Matthew (Ryan Reynolds) has an emotional moment in The Captive.
This all occurs within the first twenty or so minutes of the film and so it becomes fairly obvious between this and the next ten minutes where things are heading and how things might add up, but I won't mention any more details about the plot. Instead, what is the most obvious thing to discuss here is the manner in which Egoyan has chosen to convey his story. From the beginning the narrative not only jumps around from character scenario to different character scenario but shifts in time between these different character situations from scene to scene. It's not as if we are in the middle of a scene with Nicole and Jeff that cuts to Matt to show what he is doing at the same time to then only cut back to the narrative string of Nicole and Jeff, but instead we become accustomed to the fact it will cut back to Jeff and Nicole in a scene that could have taken place years or months in the future or past. It can become frustrating to the point it works less as an effective tool and more as something to try and make the story seem less conventional than it is. In the moment of each scene it is up to the viewer to decide where we are in the scheme of things and how this fits in with the overall story being told. It is meant to enhance the mystery, to give the audience the feeling of piecing a puzzle together with these scenes as if to say there is a way to edit the film that would make a lot more sense, but you have to figure out that order. What makes this playful sense all the more irritating is the fact that there is actually interesting character work going on here. We all know police interrogation scenes exist solely to put viewers on edge, but Reynolds displays some raw emotion in the one that takes place here that has been absent from his filmography since Buried in 2010.

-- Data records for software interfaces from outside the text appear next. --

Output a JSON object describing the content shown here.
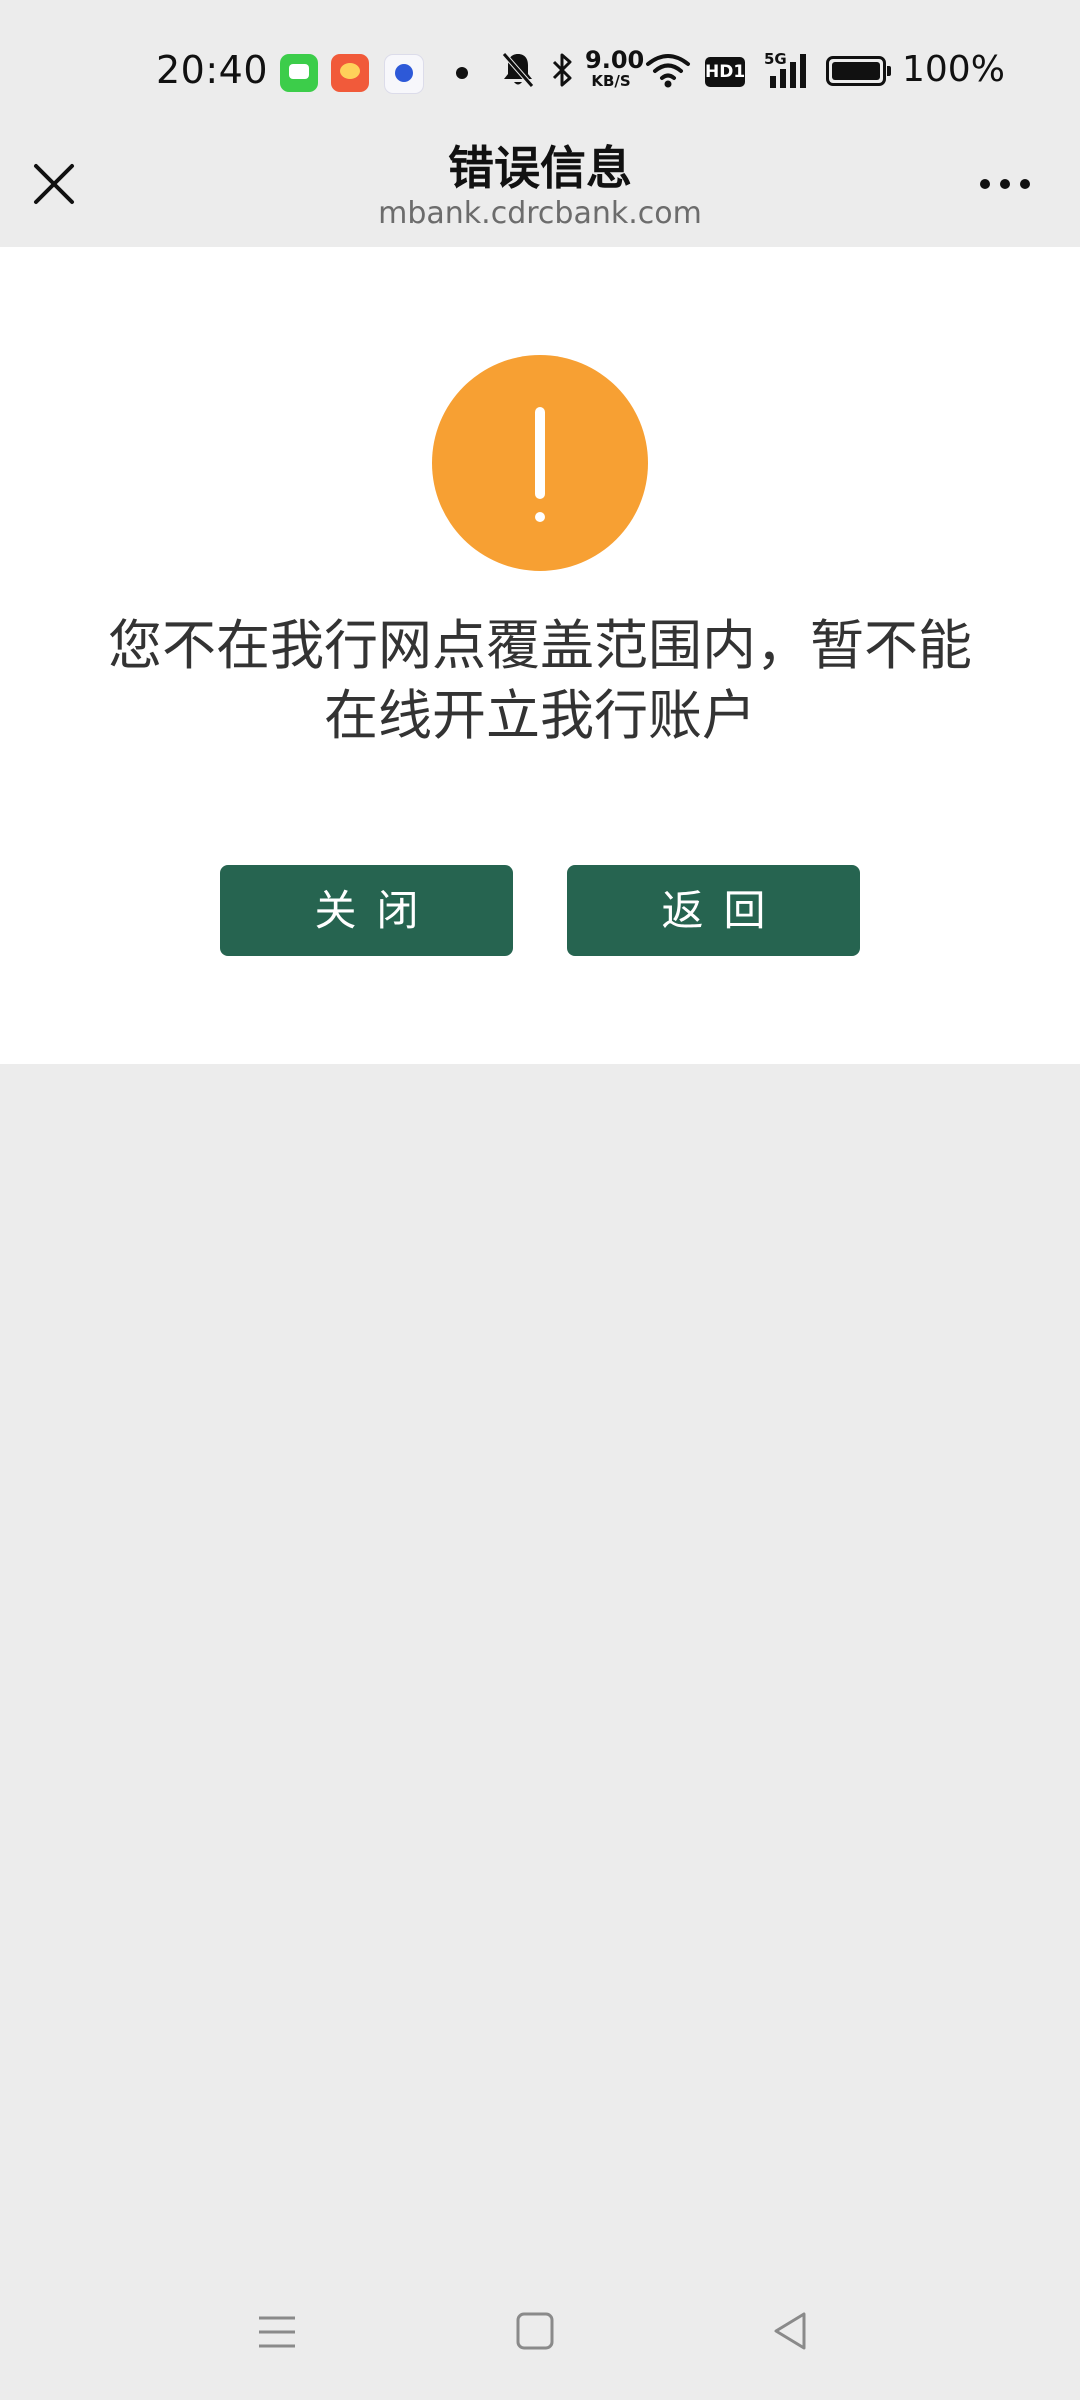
{
  "status_bar": {
    "time": "20:40",
    "network_speed_value": "9.00",
    "network_speed_unit": "KB/S",
    "hd_label": "HD1",
    "network_type": "5G",
    "battery_percent": "100%",
    "icons": [
      "messages-app-icon",
      "game-app-icon",
      "baidu-app-icon",
      "notification-dot",
      "mute-bell-icon",
      "bluetooth-icon",
      "wifi-icon",
      "signal-icon",
      "battery-icon"
    ]
  },
  "nav_bar": {
    "title": "错误信息",
    "url": "mbank.cdrcbank.com",
    "close_icon": "close-icon",
    "more_icon": "more-icon"
  },
  "content": {
    "warning_icon": "warning-exclamation-icon",
    "warning_color": "#f7a033",
    "message_line1": "您不在我行网点覆盖范围内，暂不能",
    "message_line2": "在线开立我行账户",
    "close_button": "关闭",
    "back_button": "返回",
    "button_color": "#266450"
  },
  "system_nav": {
    "icons": [
      "menu-icon",
      "home-icon",
      "back-icon"
    ]
  }
}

The remainder of the cast is fine for what they're asked to do, but besides Reynolds they could have been played by anyone within the caliber range of what Egoyan has collected here. This brings us to a point where we also realize The Captive is a rather standard film, something that would sit nicely on the playlist of movies on a rainy Sunday, but leaves no impression on us beyond that of what it could have been were the movie actually willing to go as far and get as weird as it suggests it wants to. The film hints at some seriously disturbing, very strange stuff going on that deals with child abduction and molestation rings, but instead of getting into the details of these antagonists and why they truly deserve justice from the authorities we are delivered the struggles of Matt and Tina with their guilt and regret that is heightened by the vague games Mika likes to play with them. There is never enough development in any one area of this screenplay. It's simply a couple of scenarios treaded lightly rather than one inspected interestingly. We know there is an end goal here, but the absence of any genuine suspense (due to the backwards fashion of its chronology) forces the film to dig deeper into the psyche of its quartet of main characters which unfortunately only provides a few, small moments of real emotional involvement rather than putting us on the edge of our seats with lumps in our throats as Villeneuve did not long enough ago for us to forget how much better this could have been done.